■ Work item
Take every line in the entries that includes the word "type" and copy it.

■ Available records
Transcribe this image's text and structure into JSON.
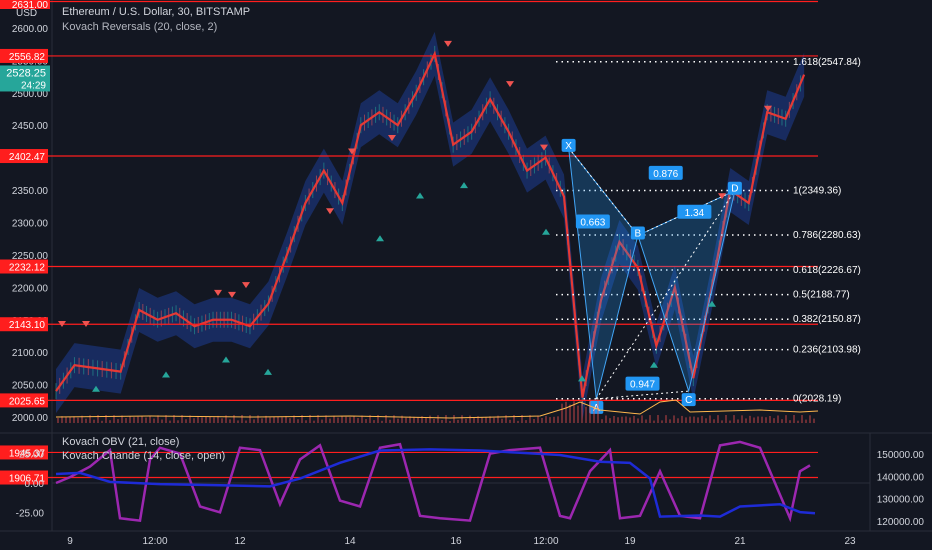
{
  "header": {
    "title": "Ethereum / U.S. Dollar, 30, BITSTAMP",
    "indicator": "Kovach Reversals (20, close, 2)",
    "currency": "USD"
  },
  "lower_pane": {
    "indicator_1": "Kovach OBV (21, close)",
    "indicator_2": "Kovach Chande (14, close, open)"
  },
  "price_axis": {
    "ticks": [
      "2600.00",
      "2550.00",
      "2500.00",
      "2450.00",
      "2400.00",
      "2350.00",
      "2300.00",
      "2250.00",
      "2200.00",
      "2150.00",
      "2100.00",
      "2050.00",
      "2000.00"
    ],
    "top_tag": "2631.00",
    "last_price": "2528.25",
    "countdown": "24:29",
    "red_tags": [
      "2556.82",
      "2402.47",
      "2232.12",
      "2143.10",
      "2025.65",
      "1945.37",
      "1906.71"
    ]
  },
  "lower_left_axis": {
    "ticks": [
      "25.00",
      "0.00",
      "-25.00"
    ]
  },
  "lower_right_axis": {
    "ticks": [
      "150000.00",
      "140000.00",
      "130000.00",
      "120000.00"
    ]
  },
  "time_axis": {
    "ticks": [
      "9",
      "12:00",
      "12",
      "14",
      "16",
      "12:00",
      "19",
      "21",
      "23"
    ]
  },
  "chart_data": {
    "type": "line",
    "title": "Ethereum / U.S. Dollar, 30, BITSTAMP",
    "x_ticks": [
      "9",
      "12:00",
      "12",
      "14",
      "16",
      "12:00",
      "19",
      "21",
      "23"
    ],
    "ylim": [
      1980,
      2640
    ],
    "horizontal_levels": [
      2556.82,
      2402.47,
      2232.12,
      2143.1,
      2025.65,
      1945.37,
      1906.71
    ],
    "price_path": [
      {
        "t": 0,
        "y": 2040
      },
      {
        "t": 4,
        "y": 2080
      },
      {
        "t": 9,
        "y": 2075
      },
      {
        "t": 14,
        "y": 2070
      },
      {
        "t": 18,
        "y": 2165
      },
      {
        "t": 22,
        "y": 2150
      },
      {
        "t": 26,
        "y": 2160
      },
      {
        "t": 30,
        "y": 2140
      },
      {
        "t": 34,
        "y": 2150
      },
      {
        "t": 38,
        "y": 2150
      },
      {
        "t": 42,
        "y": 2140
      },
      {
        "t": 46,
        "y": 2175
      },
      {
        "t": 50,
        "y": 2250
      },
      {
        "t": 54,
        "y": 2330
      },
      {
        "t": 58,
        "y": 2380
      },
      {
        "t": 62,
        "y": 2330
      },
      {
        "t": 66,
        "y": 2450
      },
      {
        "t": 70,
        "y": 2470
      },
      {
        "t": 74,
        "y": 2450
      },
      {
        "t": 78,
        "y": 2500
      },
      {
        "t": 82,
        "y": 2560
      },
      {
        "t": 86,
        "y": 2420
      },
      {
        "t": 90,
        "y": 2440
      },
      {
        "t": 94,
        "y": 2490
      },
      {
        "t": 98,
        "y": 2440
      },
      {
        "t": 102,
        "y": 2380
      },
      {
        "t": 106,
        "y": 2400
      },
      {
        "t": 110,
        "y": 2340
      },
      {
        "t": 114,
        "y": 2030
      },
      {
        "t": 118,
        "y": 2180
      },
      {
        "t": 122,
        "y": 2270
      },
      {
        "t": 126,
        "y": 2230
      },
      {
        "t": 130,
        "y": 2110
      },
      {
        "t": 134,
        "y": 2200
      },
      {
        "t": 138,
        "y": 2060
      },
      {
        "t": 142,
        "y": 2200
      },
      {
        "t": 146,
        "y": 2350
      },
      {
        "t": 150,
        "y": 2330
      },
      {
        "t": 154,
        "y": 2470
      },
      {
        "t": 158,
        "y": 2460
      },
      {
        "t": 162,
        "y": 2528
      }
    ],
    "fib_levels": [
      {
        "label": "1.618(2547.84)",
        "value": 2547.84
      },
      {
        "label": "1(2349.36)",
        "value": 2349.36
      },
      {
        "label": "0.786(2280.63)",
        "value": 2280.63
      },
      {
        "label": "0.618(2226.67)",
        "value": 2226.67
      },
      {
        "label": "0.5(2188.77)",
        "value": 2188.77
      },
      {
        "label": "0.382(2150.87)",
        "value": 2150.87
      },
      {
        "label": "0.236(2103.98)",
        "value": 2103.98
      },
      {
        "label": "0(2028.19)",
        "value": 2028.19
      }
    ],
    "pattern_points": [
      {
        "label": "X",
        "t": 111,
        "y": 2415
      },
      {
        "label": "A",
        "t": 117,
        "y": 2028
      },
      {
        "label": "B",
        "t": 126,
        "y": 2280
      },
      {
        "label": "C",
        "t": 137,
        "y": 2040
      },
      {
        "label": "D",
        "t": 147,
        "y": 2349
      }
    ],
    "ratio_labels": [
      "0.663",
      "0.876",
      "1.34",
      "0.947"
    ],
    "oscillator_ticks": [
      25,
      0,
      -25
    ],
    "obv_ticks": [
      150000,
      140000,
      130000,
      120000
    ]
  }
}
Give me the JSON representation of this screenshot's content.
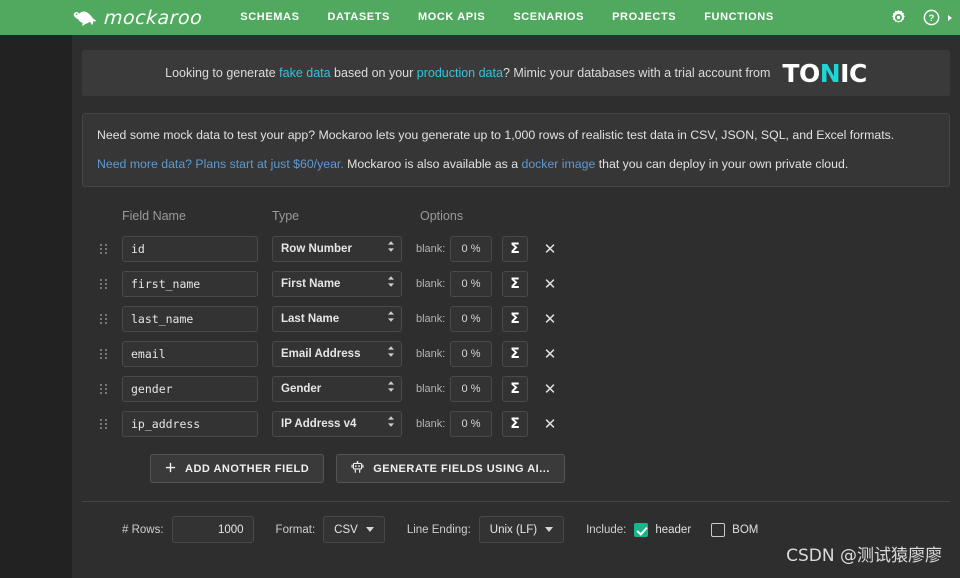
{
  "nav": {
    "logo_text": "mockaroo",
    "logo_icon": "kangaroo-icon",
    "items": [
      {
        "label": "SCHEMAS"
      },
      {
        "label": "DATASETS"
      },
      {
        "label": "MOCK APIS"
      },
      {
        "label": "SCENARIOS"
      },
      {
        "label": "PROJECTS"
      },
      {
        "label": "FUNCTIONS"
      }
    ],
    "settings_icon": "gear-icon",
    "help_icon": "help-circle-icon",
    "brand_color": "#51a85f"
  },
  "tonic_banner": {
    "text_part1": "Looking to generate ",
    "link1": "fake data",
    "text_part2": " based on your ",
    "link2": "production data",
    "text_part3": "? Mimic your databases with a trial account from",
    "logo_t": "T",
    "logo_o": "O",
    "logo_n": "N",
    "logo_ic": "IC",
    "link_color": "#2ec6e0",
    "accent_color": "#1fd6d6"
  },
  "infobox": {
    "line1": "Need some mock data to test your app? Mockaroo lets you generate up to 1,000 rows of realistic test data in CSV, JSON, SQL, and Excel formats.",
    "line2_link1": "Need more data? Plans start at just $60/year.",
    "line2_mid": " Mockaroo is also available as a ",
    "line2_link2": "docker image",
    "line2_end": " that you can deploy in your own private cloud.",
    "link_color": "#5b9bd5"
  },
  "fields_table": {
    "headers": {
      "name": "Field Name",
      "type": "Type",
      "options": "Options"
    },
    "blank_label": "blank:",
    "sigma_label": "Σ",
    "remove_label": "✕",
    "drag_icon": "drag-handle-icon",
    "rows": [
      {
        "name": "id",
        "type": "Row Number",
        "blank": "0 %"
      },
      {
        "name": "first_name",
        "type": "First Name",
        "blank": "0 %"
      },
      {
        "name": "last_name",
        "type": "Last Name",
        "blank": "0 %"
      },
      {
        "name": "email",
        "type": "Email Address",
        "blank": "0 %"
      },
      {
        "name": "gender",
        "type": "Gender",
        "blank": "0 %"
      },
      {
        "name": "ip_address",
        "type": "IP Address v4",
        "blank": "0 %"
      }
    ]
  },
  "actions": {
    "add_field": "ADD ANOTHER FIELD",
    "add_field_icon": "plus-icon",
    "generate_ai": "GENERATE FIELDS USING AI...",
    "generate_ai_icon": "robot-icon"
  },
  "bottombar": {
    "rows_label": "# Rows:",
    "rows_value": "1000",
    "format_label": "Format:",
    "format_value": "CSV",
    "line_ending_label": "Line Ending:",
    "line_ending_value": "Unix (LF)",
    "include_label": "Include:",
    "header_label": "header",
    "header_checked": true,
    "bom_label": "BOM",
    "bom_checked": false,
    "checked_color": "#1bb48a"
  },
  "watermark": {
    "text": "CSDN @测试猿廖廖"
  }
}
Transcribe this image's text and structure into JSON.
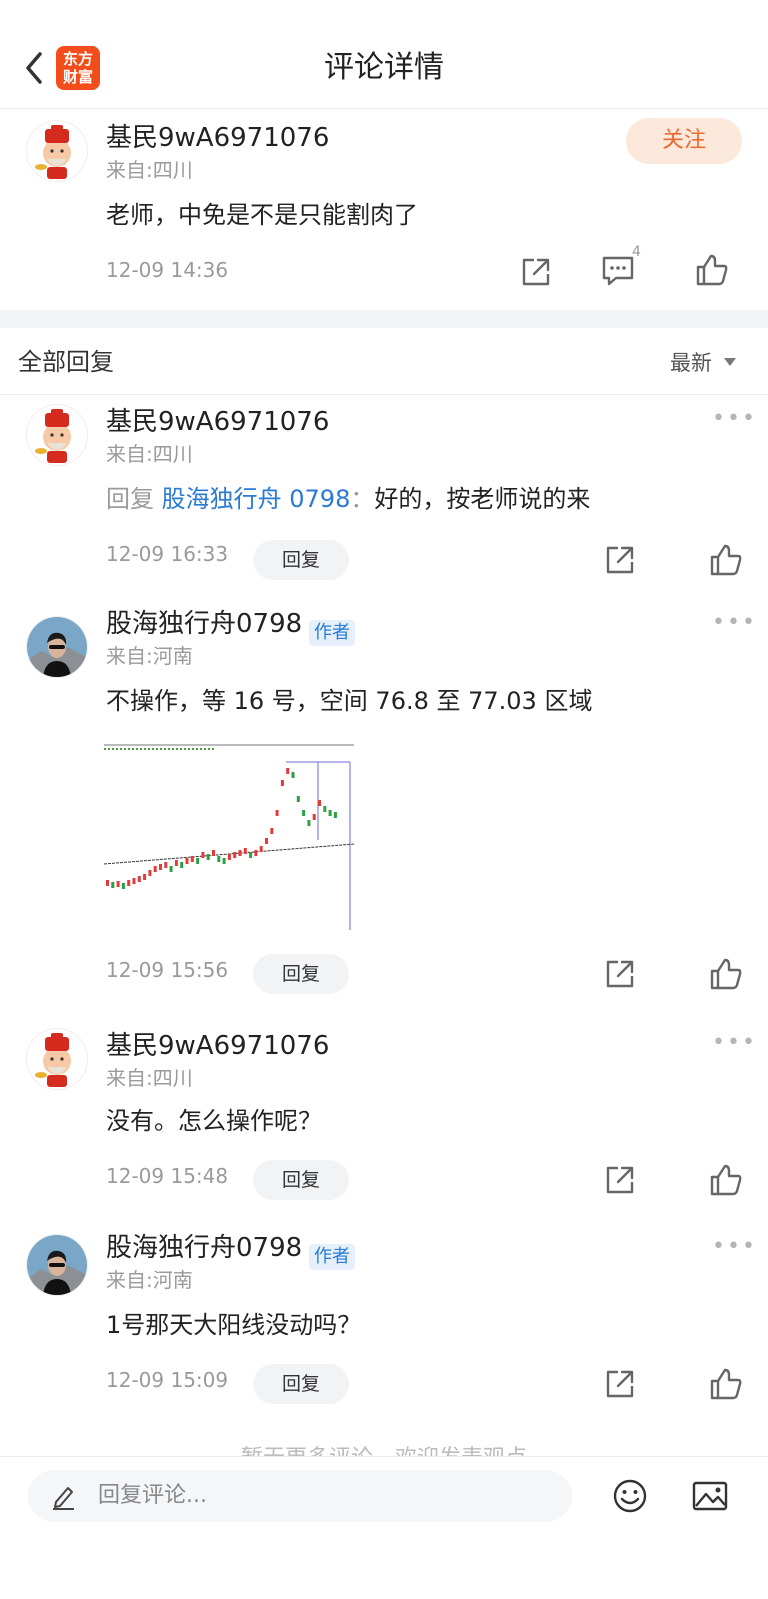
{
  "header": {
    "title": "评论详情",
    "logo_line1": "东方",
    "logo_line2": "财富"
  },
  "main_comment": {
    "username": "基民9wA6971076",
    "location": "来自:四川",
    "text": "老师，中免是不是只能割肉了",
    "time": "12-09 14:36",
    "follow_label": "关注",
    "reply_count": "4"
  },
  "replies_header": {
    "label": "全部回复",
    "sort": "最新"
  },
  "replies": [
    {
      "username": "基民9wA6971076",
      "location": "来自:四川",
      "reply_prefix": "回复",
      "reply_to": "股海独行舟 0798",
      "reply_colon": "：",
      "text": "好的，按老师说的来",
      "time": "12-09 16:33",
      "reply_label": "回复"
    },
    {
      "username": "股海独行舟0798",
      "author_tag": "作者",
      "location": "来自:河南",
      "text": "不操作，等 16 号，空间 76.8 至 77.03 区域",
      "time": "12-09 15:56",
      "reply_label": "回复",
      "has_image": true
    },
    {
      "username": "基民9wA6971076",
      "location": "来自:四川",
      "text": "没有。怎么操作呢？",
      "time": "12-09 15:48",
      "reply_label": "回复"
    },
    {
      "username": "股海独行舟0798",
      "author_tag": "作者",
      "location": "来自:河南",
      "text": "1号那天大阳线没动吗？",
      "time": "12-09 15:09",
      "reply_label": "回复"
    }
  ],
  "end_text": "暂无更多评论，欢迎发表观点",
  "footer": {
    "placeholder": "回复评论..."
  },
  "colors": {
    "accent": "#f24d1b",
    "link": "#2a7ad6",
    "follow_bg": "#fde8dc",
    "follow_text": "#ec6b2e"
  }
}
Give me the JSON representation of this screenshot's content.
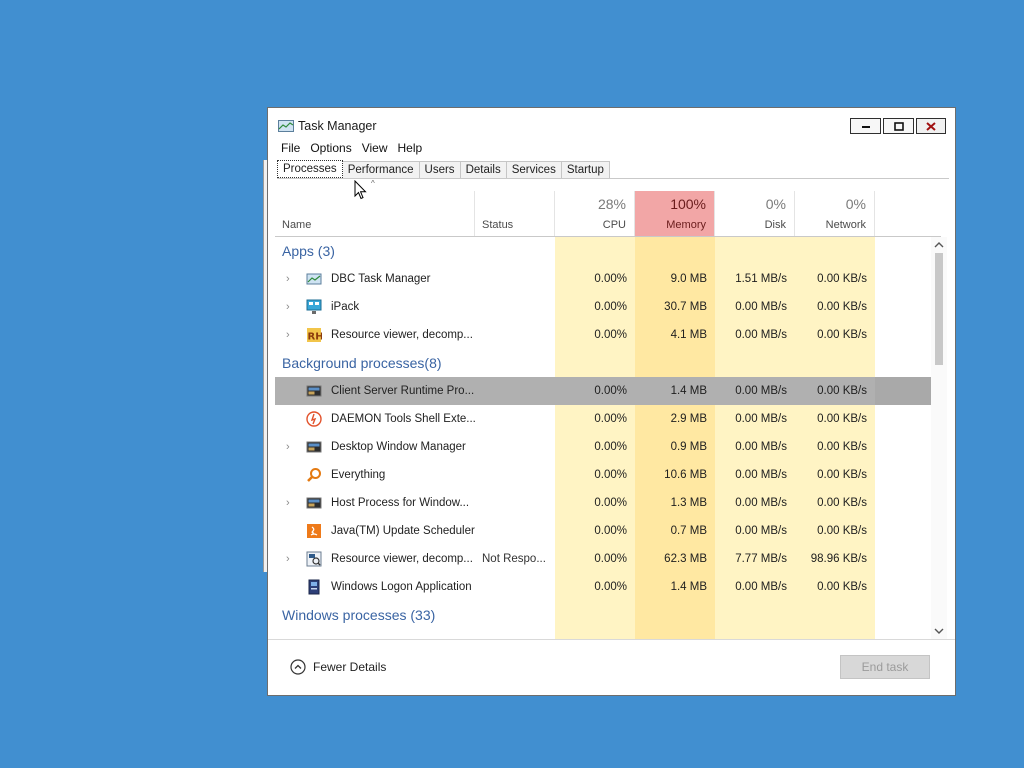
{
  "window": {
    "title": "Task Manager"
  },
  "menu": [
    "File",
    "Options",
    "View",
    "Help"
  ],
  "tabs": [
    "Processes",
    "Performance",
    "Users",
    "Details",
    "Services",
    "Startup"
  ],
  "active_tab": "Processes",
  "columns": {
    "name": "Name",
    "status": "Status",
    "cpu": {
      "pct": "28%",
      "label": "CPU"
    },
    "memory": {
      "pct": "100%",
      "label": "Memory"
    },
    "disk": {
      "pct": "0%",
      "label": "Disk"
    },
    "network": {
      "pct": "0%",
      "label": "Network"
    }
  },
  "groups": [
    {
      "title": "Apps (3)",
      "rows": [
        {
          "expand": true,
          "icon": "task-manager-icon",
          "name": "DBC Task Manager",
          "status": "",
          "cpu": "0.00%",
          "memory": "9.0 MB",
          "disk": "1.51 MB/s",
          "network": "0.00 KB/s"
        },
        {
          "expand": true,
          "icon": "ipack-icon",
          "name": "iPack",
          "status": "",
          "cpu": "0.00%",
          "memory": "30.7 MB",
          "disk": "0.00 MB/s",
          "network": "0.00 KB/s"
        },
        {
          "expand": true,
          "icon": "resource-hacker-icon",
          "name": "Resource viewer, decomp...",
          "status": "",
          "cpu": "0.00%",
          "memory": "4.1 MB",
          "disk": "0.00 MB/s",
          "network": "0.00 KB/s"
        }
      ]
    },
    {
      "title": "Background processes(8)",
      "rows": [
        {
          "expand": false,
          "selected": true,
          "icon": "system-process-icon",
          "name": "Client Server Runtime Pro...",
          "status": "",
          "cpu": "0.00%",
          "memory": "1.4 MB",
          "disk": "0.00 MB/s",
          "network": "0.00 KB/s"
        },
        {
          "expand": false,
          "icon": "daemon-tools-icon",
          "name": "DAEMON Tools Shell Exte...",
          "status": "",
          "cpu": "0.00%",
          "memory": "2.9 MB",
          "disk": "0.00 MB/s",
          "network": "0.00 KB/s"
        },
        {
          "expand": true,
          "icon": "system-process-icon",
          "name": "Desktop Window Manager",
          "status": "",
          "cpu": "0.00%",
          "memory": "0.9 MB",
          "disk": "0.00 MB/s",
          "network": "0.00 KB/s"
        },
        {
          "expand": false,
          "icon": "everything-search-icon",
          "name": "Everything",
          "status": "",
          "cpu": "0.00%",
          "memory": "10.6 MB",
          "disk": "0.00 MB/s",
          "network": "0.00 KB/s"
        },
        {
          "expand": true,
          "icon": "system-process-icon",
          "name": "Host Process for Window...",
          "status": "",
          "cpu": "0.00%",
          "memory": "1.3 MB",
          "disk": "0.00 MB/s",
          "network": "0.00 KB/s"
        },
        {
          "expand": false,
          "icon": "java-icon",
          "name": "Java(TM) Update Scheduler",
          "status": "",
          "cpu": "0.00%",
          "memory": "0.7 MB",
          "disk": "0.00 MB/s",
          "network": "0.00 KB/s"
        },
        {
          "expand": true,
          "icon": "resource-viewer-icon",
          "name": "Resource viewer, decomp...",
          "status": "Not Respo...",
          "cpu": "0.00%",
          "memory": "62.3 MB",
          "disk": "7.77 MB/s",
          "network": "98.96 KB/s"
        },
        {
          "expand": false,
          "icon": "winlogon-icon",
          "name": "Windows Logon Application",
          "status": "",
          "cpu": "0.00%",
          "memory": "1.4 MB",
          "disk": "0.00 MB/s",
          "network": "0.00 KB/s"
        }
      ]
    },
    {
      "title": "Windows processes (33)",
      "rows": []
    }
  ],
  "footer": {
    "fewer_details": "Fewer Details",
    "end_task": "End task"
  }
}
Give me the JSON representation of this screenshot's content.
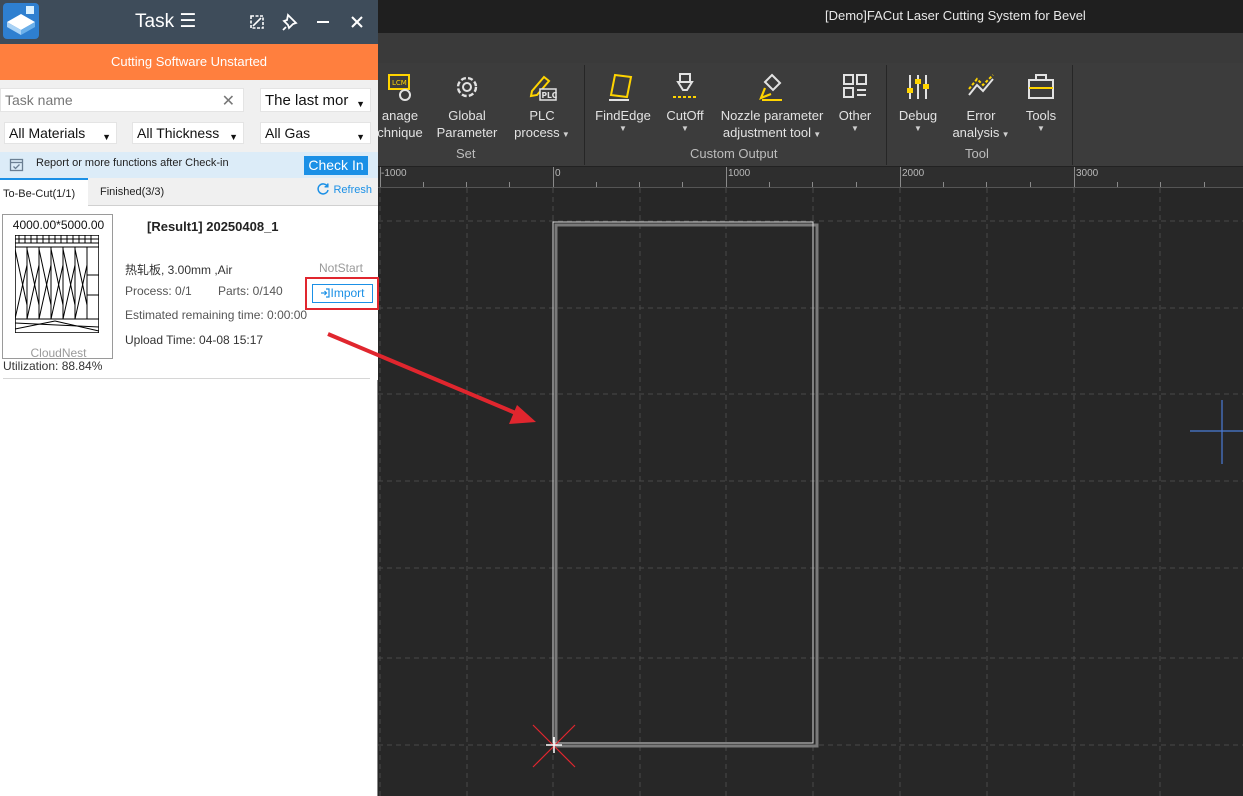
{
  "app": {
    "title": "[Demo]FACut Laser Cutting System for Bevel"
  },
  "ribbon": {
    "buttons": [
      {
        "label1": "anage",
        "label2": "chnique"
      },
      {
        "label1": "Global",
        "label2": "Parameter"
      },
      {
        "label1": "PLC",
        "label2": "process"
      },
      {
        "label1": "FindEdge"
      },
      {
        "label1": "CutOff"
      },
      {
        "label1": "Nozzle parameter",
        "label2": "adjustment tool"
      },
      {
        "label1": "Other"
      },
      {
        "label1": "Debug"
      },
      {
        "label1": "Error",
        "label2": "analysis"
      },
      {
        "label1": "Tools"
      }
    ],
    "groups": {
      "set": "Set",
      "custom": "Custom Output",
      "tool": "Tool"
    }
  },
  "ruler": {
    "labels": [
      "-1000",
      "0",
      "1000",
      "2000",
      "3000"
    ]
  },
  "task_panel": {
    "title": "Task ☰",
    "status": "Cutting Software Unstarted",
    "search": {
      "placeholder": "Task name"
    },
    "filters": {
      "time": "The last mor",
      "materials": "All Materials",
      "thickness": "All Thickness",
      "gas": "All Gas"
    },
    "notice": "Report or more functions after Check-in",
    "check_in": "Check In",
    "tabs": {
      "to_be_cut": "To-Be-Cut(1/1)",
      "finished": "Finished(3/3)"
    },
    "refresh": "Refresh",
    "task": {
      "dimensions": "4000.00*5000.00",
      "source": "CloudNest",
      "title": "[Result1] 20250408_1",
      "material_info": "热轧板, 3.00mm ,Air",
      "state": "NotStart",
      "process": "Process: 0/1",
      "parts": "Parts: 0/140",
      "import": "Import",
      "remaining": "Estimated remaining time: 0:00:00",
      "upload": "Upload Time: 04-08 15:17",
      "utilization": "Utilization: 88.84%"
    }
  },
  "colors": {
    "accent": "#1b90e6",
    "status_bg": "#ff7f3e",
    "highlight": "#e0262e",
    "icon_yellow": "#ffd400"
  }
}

■ Exercise output
    "type": "line",
      "type": "Type",
        "type": "Row Number",
        "type": "First Name",
        "type": "Last Name",
        "type": "Email Address",
        "type": "Gender",
        "type": "IP Address v4",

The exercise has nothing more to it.